He’s now known across the world for his measured commentary, but Ian Bishop was previously one of the most fearsome bowlers in world cricket. Sadly, injuries disrupted his career, but he still finished with 161 wickets in just 41 test matches.
Stress fractures had an effect on his pace, but he was one of the best for a brief time. Bishop was effective on pacy wickets all around the world and his best test figures of 6/40 came in Perth.
He’ll be remembered as one of cricket’s greatest all rounders but we shouldn’t forget how good Garry Sobers was with ball in hand. He was a left armer and wasn’t quite as quick as many of his contemporaries, but he had good speed plus a helpful amount of swing and seam.
Sobers claimed 235 wickets in 93 tests which put him high on the list of West Indies’ leading wicket takers of the time. He returned best figures in an innings of 6/73 and he also had a solitary wicket from just one ODI.
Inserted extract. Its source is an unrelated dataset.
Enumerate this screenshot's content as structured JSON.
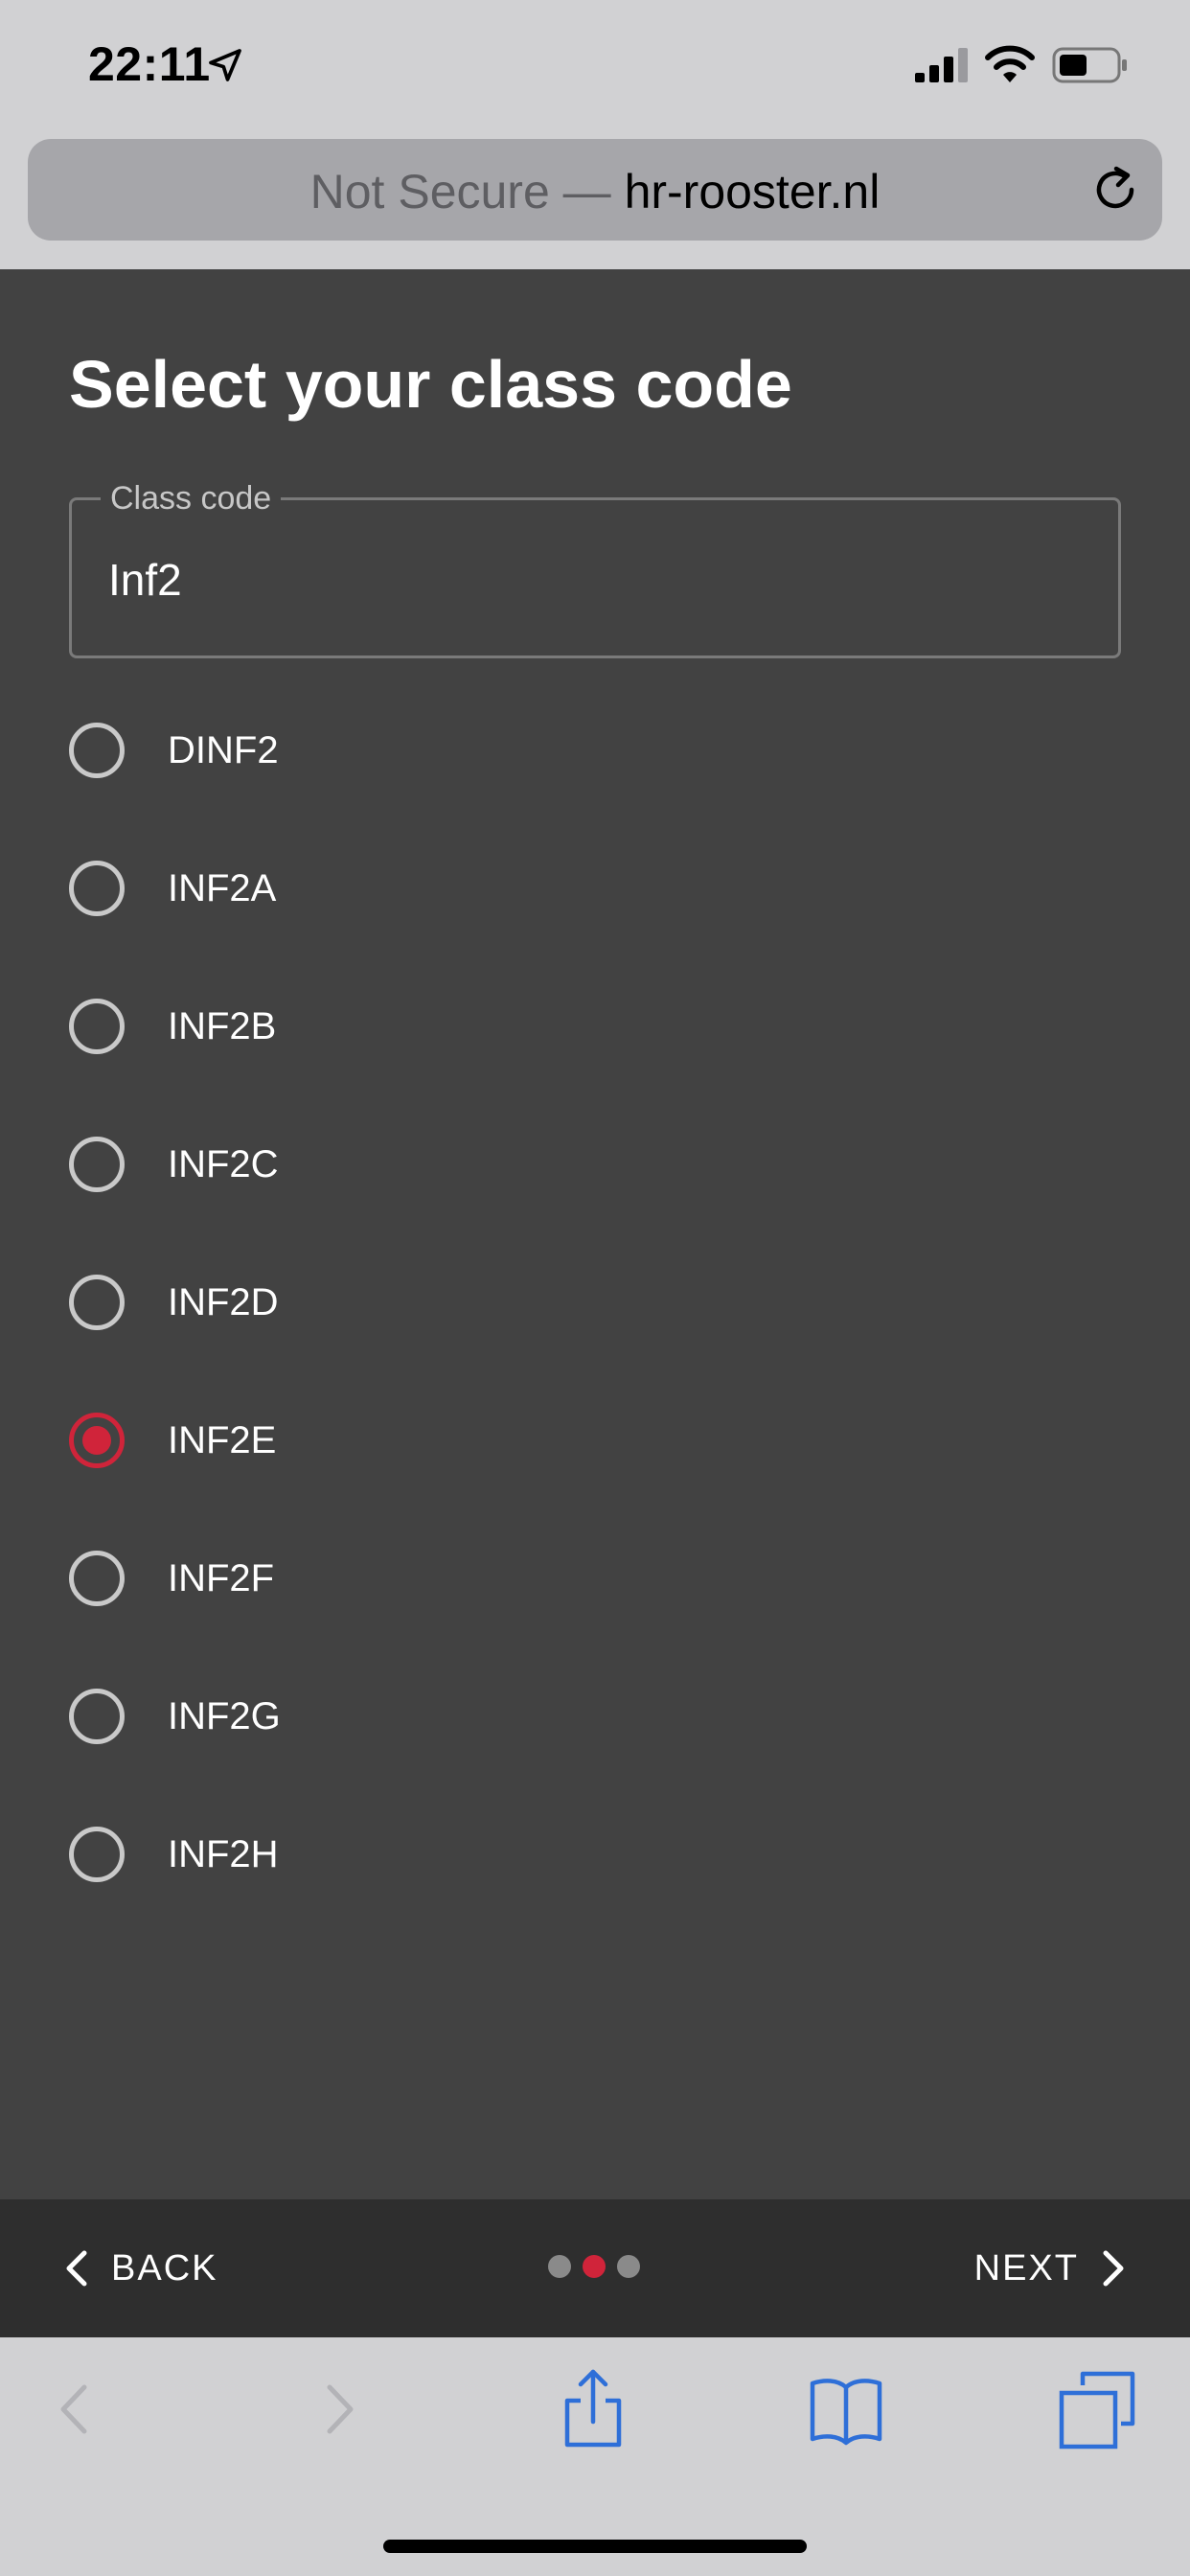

Young Fast Bowlers with the Most Potential
The future of fast bowling in the West Indies is in good hands and Jayden Seales is one of the most promising youngsters around. He made his international debut as a teenager and has played nine tests and three ODIs at the time of writing.
Seales is capable of high speeds and his best figures in a test innings to date come in at an impressive 5/55.
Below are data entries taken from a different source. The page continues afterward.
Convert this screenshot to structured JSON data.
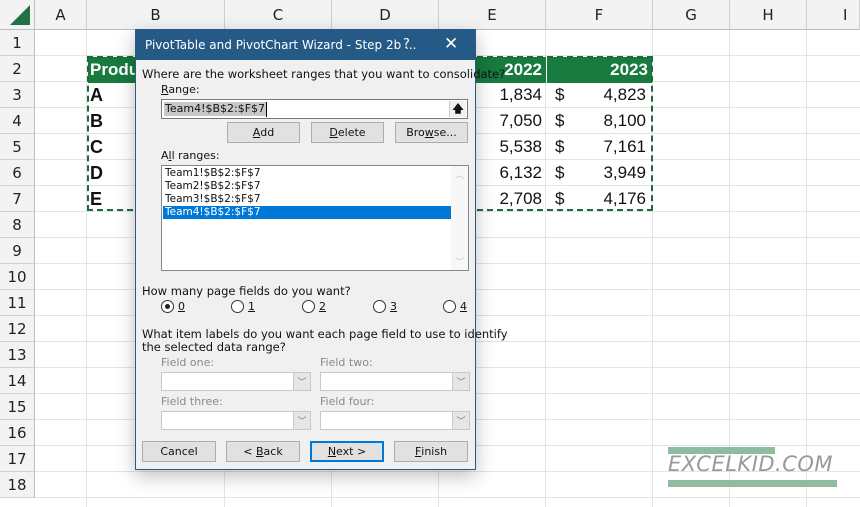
{
  "spreadsheet": {
    "columns": [
      "A",
      "B",
      "C",
      "D",
      "E",
      "F",
      "G",
      "H",
      "I"
    ],
    "rows": [
      "1",
      "2",
      "3",
      "4",
      "5",
      "6",
      "7",
      "8",
      "9",
      "10",
      "11",
      "12",
      "13",
      "14",
      "15",
      "16",
      "17",
      "18"
    ],
    "table": {
      "header": {
        "product": "Produ",
        "y2022": "2022",
        "y2023": "2023"
      },
      "rows": [
        {
          "product": "A",
          "v2022": "1,834",
          "currency": "$",
          "v2023": "4,823"
        },
        {
          "product": "B",
          "v2022": "7,050",
          "currency": "$",
          "v2023": "8,100"
        },
        {
          "product": "C",
          "v2022": "5,538",
          "currency": "$",
          "v2023": "7,161"
        },
        {
          "product": "D",
          "v2022": "6,132",
          "currency": "$",
          "v2023": "3,949"
        },
        {
          "product": "E",
          "v2022": "2,708",
          "currency": "$",
          "v2023": "4,176"
        }
      ]
    },
    "header_color": "#187a3f"
  },
  "dialog": {
    "title": "PivotTable and PivotChart Wizard - Step 2b ...",
    "help_label": "?",
    "close_label": "✕",
    "question": "Where are the worksheet ranges that you want to consolidate?",
    "range_label_u": "R",
    "range_label_rest": "ange:",
    "range_value": "Team4!$B$2:$F$7",
    "collapse_icon": "🡅",
    "buttons": {
      "add_u": "A",
      "add_rest": "dd",
      "delete_u": "D",
      "delete_rest": "elete",
      "browse_pre": "Bro",
      "browse_u": "w",
      "browse_rest": "se..."
    },
    "all_ranges_pre": "A",
    "all_ranges_u": "l",
    "all_ranges_rest": "l ranges:",
    "all_ranges": [
      "Team1!$B$2:$F$7",
      "Team2!$B$2:$F$7",
      "Team3!$B$2:$F$7",
      "Team4!$B$2:$F$7"
    ],
    "selected_range_index": 3,
    "page_fields_question": "How many page fields do you want?",
    "page_field_options": [
      "0",
      "1",
      "2",
      "3",
      "4"
    ],
    "page_fields_selected": "0",
    "item_labels_question_1": "What item labels do you want each page field to use to identify",
    "item_labels_question_2": "the selected data range?",
    "fields": {
      "one": "Field one:",
      "two": "Field two:",
      "three": "Field three:",
      "four": "Field four:"
    },
    "footer": {
      "cancel": "Cancel",
      "back_pre": "< ",
      "back_u": "B",
      "back_rest": "ack",
      "next_u": "N",
      "next_rest": "ext >",
      "finish_u": "F",
      "finish_rest": "inish"
    },
    "accent": "#0078d7",
    "title_color": "#255a86"
  },
  "watermark": {
    "text": "EXCELKID.COM"
  }
}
This is a name that might not be familiar to readers, but I think you’re going to hear a lot about Nyeem Young in the future. He’s been a star of the national team at the Under 19 World Cup and is looking to break into the national side very soon.
He can bowl at good pace but will also use seam and swing as chief weapons.
Going through this list has brought back memories of a time when the West Indies dominated international cricket. They won the first two World Cups in 1975 and 1979 and their fast bowling units played a huge part in that success.
If you’re younger than me, I’d suggest checking out these names on YouTube. Each of them produced some devastating performances and there are many others who might have squeezed onto the list. Fast bowling is an art and it’s the West Indies who truly perfected it.